→ Data records:

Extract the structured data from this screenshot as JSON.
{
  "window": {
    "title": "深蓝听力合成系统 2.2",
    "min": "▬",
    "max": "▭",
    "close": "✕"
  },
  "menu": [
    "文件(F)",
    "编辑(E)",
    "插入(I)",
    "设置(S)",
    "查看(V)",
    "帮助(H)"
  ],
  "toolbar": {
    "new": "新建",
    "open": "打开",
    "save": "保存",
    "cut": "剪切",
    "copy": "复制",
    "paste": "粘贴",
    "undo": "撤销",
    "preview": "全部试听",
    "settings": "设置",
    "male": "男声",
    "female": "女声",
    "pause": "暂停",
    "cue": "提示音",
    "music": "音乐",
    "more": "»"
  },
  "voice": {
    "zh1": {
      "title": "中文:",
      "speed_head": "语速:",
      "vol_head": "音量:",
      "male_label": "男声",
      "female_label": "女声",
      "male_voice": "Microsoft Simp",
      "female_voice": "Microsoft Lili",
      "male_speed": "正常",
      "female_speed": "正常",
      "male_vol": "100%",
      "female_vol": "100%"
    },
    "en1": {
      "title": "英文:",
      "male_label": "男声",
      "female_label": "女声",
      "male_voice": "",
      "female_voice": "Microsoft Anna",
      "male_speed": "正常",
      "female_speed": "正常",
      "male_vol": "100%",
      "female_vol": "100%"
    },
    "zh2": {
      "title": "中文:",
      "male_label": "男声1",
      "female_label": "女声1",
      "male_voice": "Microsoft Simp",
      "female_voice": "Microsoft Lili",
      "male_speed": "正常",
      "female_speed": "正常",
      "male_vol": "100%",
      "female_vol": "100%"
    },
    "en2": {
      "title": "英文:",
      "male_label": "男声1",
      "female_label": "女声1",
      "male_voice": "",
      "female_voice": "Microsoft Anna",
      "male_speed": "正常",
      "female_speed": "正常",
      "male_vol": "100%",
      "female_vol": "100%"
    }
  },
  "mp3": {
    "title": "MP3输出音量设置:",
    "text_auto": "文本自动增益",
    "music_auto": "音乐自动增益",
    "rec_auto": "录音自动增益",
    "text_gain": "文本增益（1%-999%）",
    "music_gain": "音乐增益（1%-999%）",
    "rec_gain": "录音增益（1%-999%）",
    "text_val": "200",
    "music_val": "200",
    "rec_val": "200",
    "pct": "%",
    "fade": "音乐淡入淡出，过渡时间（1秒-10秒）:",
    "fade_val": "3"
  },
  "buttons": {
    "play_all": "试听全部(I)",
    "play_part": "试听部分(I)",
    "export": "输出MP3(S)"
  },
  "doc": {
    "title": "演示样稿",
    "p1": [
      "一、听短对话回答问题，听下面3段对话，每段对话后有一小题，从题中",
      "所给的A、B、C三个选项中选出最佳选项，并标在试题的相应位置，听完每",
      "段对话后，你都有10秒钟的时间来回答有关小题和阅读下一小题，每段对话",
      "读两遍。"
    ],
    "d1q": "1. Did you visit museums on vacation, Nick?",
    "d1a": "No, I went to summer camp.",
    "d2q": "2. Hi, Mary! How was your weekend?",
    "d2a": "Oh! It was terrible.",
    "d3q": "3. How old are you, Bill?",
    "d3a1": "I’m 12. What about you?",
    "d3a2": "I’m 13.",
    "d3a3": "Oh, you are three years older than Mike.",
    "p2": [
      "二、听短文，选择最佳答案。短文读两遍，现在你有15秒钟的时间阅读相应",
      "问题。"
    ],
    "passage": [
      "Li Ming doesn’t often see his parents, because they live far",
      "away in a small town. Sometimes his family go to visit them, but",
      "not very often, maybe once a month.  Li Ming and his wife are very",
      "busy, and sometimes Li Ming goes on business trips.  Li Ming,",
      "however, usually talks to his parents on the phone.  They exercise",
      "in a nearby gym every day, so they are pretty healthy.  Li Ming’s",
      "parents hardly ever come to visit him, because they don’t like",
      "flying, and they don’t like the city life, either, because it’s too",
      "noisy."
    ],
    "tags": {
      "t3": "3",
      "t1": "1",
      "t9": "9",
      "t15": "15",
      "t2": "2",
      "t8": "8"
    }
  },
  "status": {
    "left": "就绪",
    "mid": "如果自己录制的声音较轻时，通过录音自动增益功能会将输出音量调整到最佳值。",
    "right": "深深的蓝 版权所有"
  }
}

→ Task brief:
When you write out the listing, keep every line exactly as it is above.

→ Result of the exercise:
Extract the structured data from this screenshot as JSON.
{
  "window": {
    "title": "深蓝听力合成系统 2.2",
    "min": "▬",
    "max": "▭",
    "close": "✕"
  },
  "menu": [
    "文件(F)",
    "编辑(E)",
    "插入(I)",
    "设置(S)",
    "查看(V)",
    "帮助(H)"
  ],
  "toolbar": {
    "new": "新建",
    "open": "打开",
    "save": "保存",
    "cut": "剪切",
    "copy": "复制",
    "paste": "粘贴",
    "undo": "撤销",
    "preview": "全部试听",
    "settings": "设置",
    "male": "男声",
    "female": "女声",
    "pause": "暂停",
    "cue": "提示音",
    "music": "音乐",
    "more": "»"
  },
  "voice": {
    "zh1": {
      "title": "中文:",
      "speed_head": "语速:",
      "vol_head": "音量:",
      "male_label": "男声",
      "female_label": "女声",
      "male_voice": "Microsoft Simp",
      "female_voice": "Microsoft Lili",
      "male_speed": "正常",
      "female_speed": "正常",
      "male_vol": "100%",
      "female_vol": "100%"
    },
    "en1": {
      "title": "英文:",
      "male_label": "男声",
      "female_label": "女声",
      "male_voice": "",
      "female_voice": "Microsoft Anna",
      "male_speed": "正常",
      "female_speed": "正常",
      "male_vol": "100%",
      "female_vol": "100%"
    },
    "zh2": {
      "title": "中文:",
      "male_label": "男声1",
      "female_label": "女声1",
      "male_voice": "Microsoft Simp",
      "female_voice": "Microsoft Lili",
      "male_speed": "正常",
      "female_speed": "正常",
      "male_vol": "100%",
      "female_vol": "100%"
    },
    "en2": {
      "title": "英文:",
      "male_label": "男声1",
      "female_label": "女声1",
      "male_voice": "",
      "female_voice": "Microsoft Anna",
      "male_speed": "正常",
      "female_speed": "正常",
      "male_vol": "100%",
      "female_vol": "100%"
    }
  },
  "mp3": {
    "title": "MP3输出音量设置:",
    "text_auto": "文本自动增益",
    "music_auto": "音乐自动增益",
    "rec_auto": "录音自动增益",
    "text_gain": "文本增益（1%-999%）",
    "music_gain": "音乐增益（1%-999%）",
    "rec_gain": "录音增益（1%-999%）",
    "text_val": "200",
    "music_val": "200",
    "rec_val": "200",
    "pct": "%",
    "fade": "音乐淡入淡出，过渡时间（1秒-10秒）:",
    "fade_val": "3"
  },
  "buttons": {
    "play_all": "试听全部(I)",
    "play_part": "试听部分(I)",
    "export": "输出MP3(S)"
  },
  "doc": {
    "title": "演示样稿",
    "p1": [
      "一、听短对话回答问题，听下面3段对话，每段对话后有一小题，从题中",
      "所给的A、B、C三个选项中选出最佳选项，并标在试题的相应位置，听完每",
      "段对话后，你都有10秒钟的时间来回答有关小题和阅读下一小题，每段对话",
      "读两遍。"
    ],
    "d1q": "1. Did you visit museums on vacation, Nick?",
    "d1a": "No, I went to summer camp.",
    "d2q": "2. Hi, Mary! How was your weekend?",
    "d2a": "Oh! It was terrible.",
    "d3q": "3. How old are you, Bill?",
    "d3a1": "I’m 12. What about you?",
    "d3a2": "I’m 13.",
    "d3a3": "Oh, you are three years older than Mike.",
    "p2": [
      "二、听短文，选择最佳答案。短文读两遍，现在你有15秒钟的时间阅读相应",
      "问题。"
    ],
    "passage": [
      "Li Ming doesn’t often see his parents, because they live far",
      "away in a small town. Sometimes his family go to visit them, but",
      "not very often, maybe once a month.  Li Ming and his wife are very",
      "busy, and sometimes Li Ming goes on business trips.  Li Ming,",
      "however, usually talks to his parents on the phone.  They exercise",
      "in a nearby gym every day, so they are pretty healthy.  Li Ming’s",
      "parents hardly ever come to visit him, because they don’t like",
      "flying, and they don’t like the city life, either, because it’s too",
      "noisy."
    ],
    "tags": {
      "t3": "3",
      "t1": "1",
      "t9": "9",
      "t15": "15",
      "t2": "2",
      "t8": "8"
    }
  },
  "status": {
    "left": "就绪",
    "mid": "如果自己录制的声音较轻时，通过录音自动增益功能会将输出音量调整到最佳值。",
    "right": "深深的蓝 版权所有"
  }
}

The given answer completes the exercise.